:: TO DO ::
Scan the material below for "price", then return each line that contains it.

:: SOURCE RECORDS ::
—————

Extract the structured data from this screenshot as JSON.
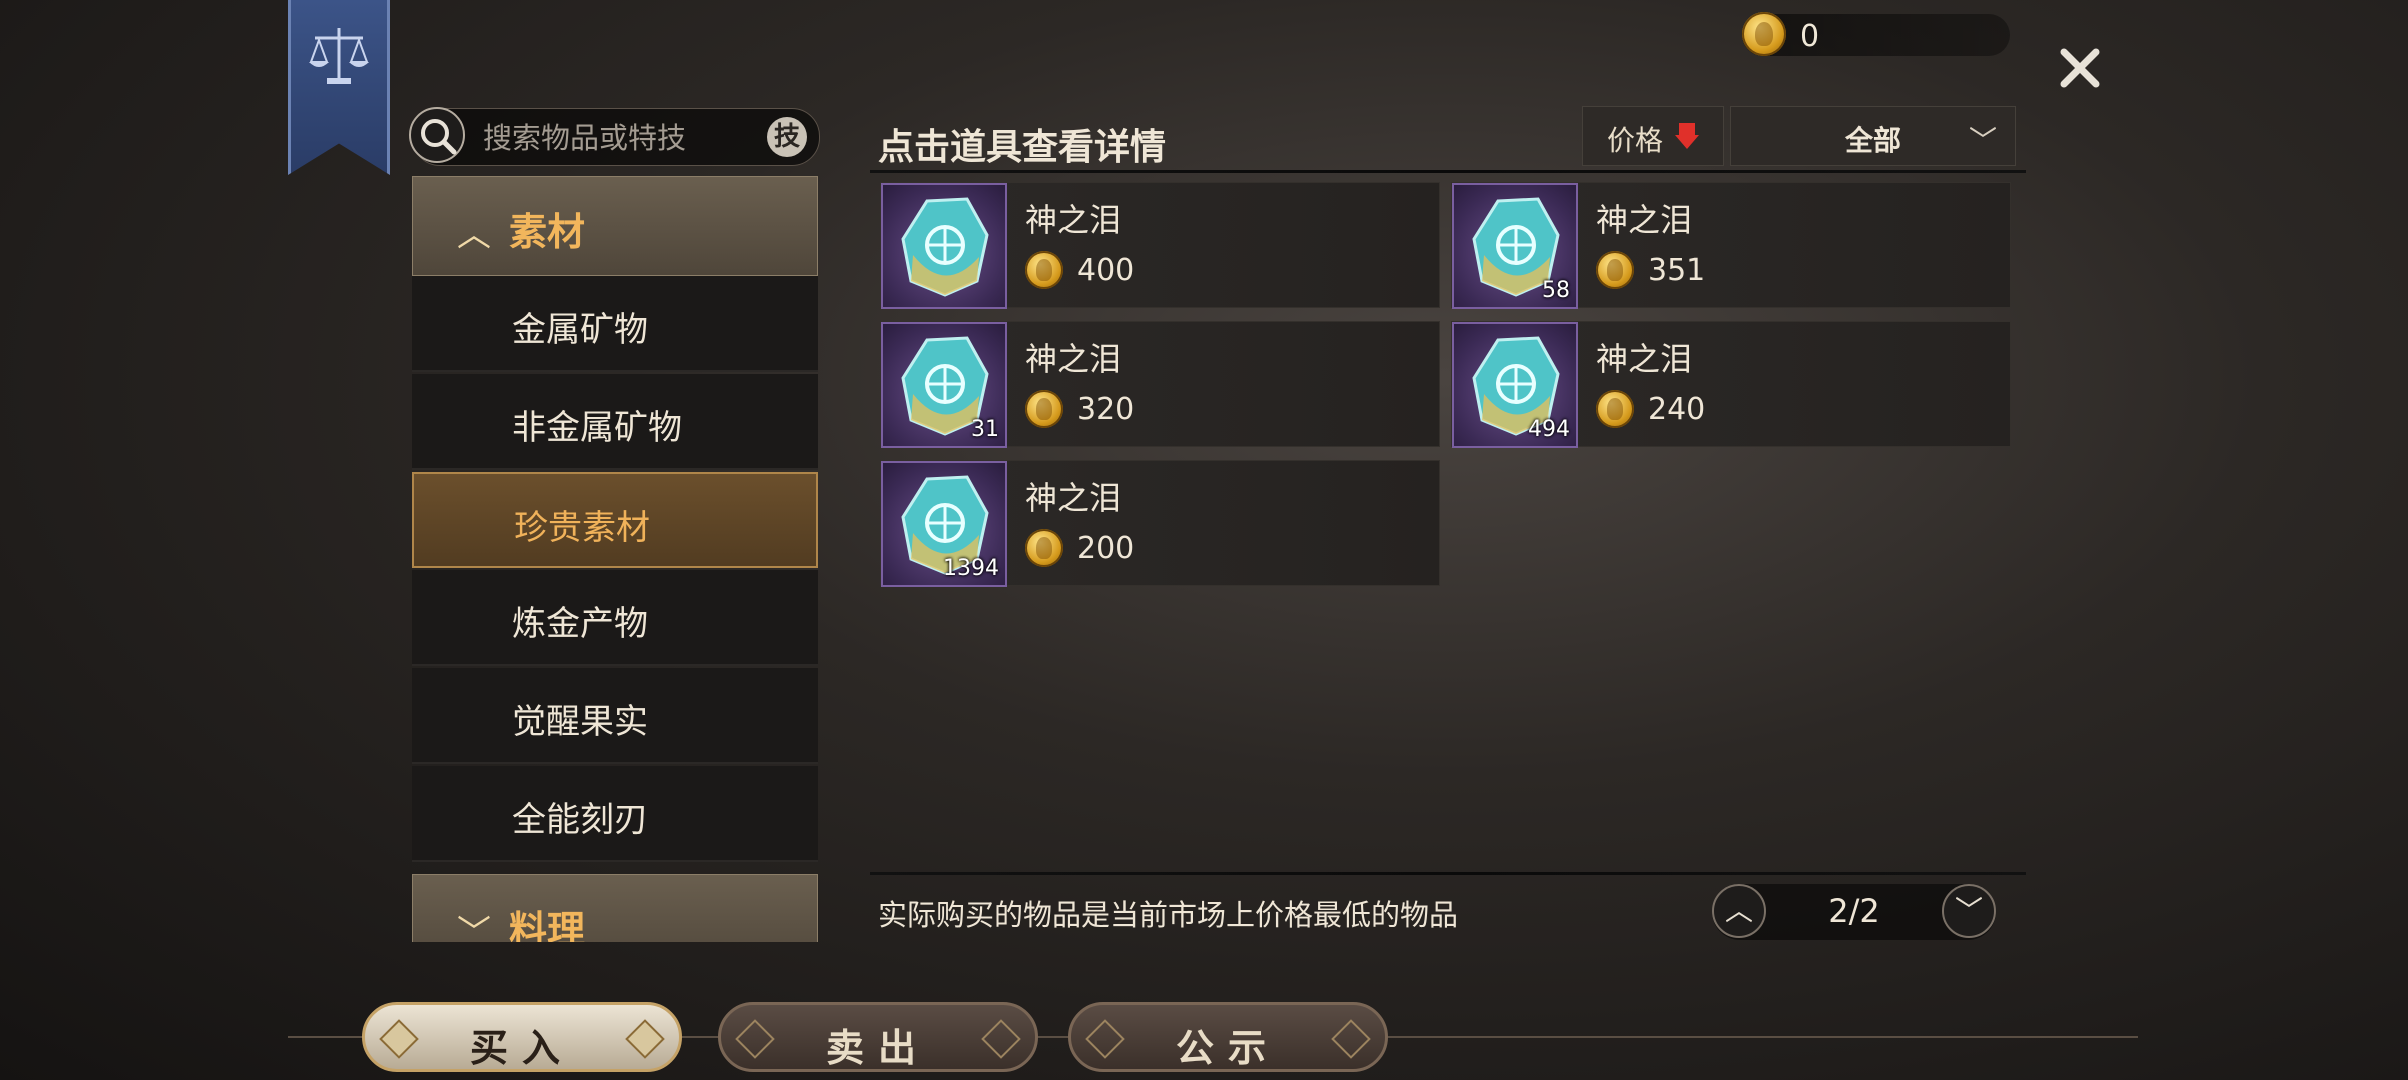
{
  "currency": {
    "amount": "0"
  },
  "search": {
    "placeholder": "搜索物品或特技",
    "skill_label": "技"
  },
  "categories": {
    "group_open": {
      "label": "素材"
    },
    "items": [
      {
        "label": "金属矿物"
      },
      {
        "label": "非金属矿物"
      },
      {
        "label": "珍贵素材",
        "selected": true
      },
      {
        "label": "炼金产物"
      },
      {
        "label": "觉醒果实"
      },
      {
        "label": "全能刻刃"
      }
    ],
    "group_closed": {
      "label": "料理"
    }
  },
  "main": {
    "heading": "点击道具查看详情",
    "sort_label": "价格",
    "filter_label": "全部",
    "note": "实际购买的物品是当前市场上价格最低的物品",
    "page": "2/2"
  },
  "listings": [
    {
      "name": "神之泪",
      "price": "400",
      "qty": ""
    },
    {
      "name": "神之泪",
      "price": "351",
      "qty": "58"
    },
    {
      "name": "神之泪",
      "price": "320",
      "qty": "31"
    },
    {
      "name": "神之泪",
      "price": "240",
      "qty": "494"
    },
    {
      "name": "神之泪",
      "price": "200",
      "qty": "1394"
    }
  ],
  "tabs": [
    {
      "label": "买入",
      "active": true
    },
    {
      "label": "卖出"
    },
    {
      "label": "公示"
    }
  ],
  "colors": {
    "accent": "#f2b65c",
    "sort_arrow": "#e0302a",
    "item_frame": "#7a5fa0"
  }
}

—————

:: RESPONSE FOR THIS EXERCISE ::
      "price": "400",
      "price": "351",
      "price": "320",
      "price": "240",
      "price": "200",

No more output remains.